The Andean mountains of Peru were the birthplace of the Inca civilisation, which flourished there sometime in the early 13th century. In the year 1532, the Spanish launched their invasion of the Inca Empire, and in the year 1572, they successfully took control of the final Inca fortress.
The Inca Empire spanned a vast area. It was possible to travel from Chile to Columbia using routes built by the Spanish. This indicates that the Inca Empire was far greater than that of the Romans. The route that leads to Machu Picchu is known as the Inca Trail or the Camino Inca in Spanish.
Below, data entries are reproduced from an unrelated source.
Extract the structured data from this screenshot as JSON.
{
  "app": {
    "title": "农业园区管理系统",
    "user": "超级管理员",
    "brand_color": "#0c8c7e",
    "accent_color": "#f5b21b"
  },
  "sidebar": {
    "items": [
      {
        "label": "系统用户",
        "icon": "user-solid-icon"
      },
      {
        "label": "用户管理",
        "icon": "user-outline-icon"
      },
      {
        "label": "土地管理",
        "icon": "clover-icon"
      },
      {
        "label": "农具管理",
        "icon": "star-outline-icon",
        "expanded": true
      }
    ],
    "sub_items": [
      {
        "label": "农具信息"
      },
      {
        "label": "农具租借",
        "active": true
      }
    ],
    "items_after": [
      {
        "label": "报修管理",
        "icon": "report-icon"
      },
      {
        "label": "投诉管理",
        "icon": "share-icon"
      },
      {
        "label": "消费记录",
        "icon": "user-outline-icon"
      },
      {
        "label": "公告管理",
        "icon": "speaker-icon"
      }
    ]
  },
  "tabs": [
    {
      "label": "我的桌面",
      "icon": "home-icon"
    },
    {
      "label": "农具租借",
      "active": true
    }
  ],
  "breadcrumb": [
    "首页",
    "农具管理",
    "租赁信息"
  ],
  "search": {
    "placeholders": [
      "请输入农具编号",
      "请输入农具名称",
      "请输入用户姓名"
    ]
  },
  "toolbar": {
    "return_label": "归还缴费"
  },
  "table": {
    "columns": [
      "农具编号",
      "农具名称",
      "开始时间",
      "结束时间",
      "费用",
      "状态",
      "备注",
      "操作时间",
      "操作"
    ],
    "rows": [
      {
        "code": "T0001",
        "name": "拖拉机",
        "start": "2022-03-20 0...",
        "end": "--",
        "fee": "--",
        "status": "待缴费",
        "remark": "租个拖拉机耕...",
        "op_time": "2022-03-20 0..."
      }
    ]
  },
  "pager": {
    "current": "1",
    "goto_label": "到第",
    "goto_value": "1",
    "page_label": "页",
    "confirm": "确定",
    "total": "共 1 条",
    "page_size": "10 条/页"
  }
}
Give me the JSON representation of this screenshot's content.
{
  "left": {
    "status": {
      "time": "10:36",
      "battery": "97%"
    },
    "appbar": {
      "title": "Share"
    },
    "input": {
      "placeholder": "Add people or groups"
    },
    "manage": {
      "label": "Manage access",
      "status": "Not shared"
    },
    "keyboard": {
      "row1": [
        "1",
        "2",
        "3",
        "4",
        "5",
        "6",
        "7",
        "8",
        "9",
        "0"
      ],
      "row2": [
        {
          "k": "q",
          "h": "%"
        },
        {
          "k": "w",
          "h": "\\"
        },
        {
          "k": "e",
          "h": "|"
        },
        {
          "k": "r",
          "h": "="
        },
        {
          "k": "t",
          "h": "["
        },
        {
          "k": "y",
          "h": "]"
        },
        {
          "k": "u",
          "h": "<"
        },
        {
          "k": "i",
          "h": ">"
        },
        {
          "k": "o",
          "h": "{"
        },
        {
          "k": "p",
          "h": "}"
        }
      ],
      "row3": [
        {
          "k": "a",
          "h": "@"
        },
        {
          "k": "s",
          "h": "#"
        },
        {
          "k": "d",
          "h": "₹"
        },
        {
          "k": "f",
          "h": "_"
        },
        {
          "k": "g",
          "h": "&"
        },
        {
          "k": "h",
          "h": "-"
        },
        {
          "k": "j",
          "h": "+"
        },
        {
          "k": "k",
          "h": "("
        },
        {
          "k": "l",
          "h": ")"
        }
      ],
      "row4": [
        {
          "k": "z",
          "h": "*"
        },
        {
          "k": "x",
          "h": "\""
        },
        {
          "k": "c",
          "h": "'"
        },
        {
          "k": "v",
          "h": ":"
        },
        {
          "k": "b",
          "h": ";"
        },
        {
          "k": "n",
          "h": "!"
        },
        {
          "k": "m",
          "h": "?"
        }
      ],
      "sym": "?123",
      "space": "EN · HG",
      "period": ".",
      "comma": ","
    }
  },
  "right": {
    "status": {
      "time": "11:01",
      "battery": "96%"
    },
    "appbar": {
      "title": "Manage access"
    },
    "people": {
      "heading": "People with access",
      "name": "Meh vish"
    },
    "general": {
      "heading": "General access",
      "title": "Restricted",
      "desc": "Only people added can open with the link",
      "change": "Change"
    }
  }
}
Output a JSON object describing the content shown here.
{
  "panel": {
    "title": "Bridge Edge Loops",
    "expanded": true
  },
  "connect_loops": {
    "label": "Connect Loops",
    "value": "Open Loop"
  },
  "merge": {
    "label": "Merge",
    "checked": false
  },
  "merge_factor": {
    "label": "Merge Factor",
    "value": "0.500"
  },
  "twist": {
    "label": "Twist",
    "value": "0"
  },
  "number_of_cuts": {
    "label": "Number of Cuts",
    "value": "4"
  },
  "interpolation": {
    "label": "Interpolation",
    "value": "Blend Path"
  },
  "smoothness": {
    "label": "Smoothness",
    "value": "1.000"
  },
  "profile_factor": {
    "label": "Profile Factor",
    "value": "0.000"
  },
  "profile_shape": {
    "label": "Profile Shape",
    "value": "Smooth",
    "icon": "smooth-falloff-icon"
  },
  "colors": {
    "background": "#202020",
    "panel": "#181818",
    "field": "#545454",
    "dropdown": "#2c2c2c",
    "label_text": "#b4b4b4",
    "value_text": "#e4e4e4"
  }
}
It is also known as the most renowned road in the world.
(Exhibit more) The Inca, also known as the Inka, were a group of South American Indians who, at the time of the Spanish conquest in 1532, ruled an empire that stretched from the northern boundary of current Ecuador to the Maule River in central Chile, along the Pacific coast and Andean highlands.
When Manco Capac established his capital in Cusco around 1200 and until Atahualpa was assassinated in 1533, the Incan civilisation had risen from a small group of settlers to the most powerful empire in pre-Columbian America, according to historians.
The descendants of the Inca are the modern-day Quechua-speaking peasants of the Andes, who make up around 45 percent of Peru’s population and speak Quechua as their primary language. They employ basic, age-old technologies in conjunction with their agricultural and herding practices.
On August 29, 1533, the emperor was bound to a stake and given the option of converting to Christianity in exchange for either being burnt alive or having his throat choked with a garrote.
In the middle of the 15th century, it is thought that Pachacuti Inca Yupanqui, the ninth Inca king, was responsible for the construction of Machu Picchu. As a builder of empires, Pachacuti was responsible for the beginning of a series of conquests that would eventually lead to the expansion of the Inca kingdom over South America, all the way from Ecuador to Chile.
Since the average Inca person stood around 1.6 meters tall, researchers hypothesized that Inca ell (arms) may have been between 40 and 45 centimeters.
The predominant theory holds that the Inca were ultimately vanquished as a result of inferior weaponry, a strategy known as ″open combat,″ sickness, internal turmoil, the daring tactics of the Spanish, and the seizure of their monarch.
According to a recent study, Inca doctors in ancient Peru routinely and effectively removed tiny parts of patients’ skulls to treat head injuries in a variety of cases. According to the findings of the research, the trepanation surgical technique was carried out on adult males the majority of the time, most commonly to treat wounds sustained during war.
The Incas were said to have been ″terrified″ when they heard ″the shooting of the cannons and at the horses″ (p. 70) because none of these things were familiar to them; neither had they ever seen horses. Diamond asserts that ″the superior armaments of the Spaniards would have ensured an ultimate Spanish triumph″ in the war (p. 66).
The Spanish quickly discovered the majority of the gold and silver that the Inca Empire had been hoarding for generations, and a significant sum of treasure was even personally handed to the Spanish as part of the exchange for Atahualpa’s freedom. The initial 160 soldiers who invaded Peru with Pizarro became exceedingly rich as a result of their actions.
Machu Picchu fell into ruin because it had been used as a refuge for Inca monarchy at the time of the Spanish conquest of Peru. At that time, the Inca nobility were held hostage by the Spanish.
No, the Inca Empire did not have slaves in the traditional sense, despite the fact that it was essentially a cashless society.